--- TASK ITEM ---
Please return all lines of the data below containing the string "feel".

Segment Open

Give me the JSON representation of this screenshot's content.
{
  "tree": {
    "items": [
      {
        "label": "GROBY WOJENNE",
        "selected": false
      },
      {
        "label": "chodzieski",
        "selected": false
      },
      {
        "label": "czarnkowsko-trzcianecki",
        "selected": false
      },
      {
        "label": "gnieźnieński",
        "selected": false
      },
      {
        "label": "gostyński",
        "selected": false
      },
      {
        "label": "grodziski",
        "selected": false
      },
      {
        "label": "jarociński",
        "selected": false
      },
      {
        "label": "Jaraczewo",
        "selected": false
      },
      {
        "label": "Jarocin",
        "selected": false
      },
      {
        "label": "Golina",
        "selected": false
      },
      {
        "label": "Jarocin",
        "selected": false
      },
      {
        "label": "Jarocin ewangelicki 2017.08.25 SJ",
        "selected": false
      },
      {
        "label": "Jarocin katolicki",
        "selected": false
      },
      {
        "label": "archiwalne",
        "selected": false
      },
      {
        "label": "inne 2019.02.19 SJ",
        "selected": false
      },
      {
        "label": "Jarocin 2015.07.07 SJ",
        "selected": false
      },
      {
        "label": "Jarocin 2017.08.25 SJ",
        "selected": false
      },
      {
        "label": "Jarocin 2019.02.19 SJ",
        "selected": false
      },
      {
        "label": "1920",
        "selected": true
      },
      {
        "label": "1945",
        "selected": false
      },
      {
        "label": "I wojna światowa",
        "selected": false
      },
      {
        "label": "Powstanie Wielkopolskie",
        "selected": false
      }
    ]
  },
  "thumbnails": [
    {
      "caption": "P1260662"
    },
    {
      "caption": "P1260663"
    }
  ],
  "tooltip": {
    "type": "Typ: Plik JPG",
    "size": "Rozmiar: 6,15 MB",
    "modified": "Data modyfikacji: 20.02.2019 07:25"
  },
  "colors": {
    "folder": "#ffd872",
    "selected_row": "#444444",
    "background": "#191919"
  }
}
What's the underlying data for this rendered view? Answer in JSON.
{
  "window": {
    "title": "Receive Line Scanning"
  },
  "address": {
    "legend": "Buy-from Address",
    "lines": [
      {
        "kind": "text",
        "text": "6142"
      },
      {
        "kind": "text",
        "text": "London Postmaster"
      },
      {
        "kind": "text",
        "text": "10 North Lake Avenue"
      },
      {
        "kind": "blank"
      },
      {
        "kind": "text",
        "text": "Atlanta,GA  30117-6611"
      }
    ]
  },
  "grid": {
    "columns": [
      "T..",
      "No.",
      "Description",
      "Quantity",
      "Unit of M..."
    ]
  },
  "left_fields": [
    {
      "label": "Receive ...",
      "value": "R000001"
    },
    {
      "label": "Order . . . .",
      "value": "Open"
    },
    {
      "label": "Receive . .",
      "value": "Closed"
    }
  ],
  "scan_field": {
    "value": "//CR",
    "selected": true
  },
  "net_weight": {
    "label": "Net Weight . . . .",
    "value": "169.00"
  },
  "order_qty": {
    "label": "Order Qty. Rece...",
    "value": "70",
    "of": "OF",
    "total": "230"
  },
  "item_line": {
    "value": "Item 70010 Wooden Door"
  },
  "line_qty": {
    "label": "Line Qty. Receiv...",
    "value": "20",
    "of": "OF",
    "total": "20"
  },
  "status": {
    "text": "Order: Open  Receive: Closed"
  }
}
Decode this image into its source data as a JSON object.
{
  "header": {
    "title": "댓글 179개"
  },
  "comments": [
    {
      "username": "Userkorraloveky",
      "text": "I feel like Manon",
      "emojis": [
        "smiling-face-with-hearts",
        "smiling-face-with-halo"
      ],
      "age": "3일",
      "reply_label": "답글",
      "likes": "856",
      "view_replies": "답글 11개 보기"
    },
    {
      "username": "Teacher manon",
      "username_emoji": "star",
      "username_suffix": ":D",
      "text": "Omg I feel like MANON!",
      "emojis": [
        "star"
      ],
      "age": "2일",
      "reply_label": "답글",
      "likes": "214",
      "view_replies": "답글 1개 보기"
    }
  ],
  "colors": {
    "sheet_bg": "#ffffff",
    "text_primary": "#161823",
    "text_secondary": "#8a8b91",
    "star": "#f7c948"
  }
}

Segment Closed

--- SOLUTION TO THE EXERCISE ---
      "text": "I feel like Manon",
      "text": "Omg I feel like MANON!",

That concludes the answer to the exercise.